• [Your goal]: Sort through the listing below and keep each line with the word "time". Copy those.

• [Supplied records]:
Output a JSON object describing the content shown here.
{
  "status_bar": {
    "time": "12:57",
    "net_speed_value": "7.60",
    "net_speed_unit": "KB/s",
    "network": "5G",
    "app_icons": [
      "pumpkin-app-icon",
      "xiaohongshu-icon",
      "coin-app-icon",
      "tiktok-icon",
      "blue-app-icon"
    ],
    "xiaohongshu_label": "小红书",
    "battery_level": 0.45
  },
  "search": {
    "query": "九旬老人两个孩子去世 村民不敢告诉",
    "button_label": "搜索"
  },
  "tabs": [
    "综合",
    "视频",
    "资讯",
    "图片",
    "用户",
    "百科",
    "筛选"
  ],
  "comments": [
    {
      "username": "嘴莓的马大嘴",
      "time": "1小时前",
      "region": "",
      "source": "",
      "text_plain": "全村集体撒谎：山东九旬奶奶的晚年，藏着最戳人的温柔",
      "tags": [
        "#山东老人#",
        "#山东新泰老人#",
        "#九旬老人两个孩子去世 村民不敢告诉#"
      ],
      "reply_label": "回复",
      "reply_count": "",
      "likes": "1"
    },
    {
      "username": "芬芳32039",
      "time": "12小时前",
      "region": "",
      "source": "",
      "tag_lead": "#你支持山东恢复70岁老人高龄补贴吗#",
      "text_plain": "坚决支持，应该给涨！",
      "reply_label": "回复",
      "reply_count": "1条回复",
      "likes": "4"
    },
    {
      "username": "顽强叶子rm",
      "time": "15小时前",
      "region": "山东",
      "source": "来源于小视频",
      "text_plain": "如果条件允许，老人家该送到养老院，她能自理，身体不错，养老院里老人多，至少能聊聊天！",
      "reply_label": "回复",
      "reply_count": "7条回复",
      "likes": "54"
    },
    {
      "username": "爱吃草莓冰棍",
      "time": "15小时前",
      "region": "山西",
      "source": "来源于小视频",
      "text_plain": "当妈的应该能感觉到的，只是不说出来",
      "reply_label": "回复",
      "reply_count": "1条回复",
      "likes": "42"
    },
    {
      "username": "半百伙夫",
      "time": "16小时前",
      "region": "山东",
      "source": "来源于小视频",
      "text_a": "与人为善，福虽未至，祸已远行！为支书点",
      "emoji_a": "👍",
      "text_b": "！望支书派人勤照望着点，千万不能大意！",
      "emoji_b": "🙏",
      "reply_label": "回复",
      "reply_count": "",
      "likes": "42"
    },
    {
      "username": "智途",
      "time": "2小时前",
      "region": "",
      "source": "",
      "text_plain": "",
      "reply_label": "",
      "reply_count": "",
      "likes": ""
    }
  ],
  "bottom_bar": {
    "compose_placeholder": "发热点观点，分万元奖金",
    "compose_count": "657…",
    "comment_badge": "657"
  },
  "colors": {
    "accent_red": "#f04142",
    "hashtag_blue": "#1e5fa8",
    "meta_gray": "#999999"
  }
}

• [Exercise answer]:
    "time": "12:57",
      "time": "1小时前",
      "time": "12小时前",
      "time": "15小时前",
      "time": "15小时前",
      "time": "16小时前",
      "time": "2小时前",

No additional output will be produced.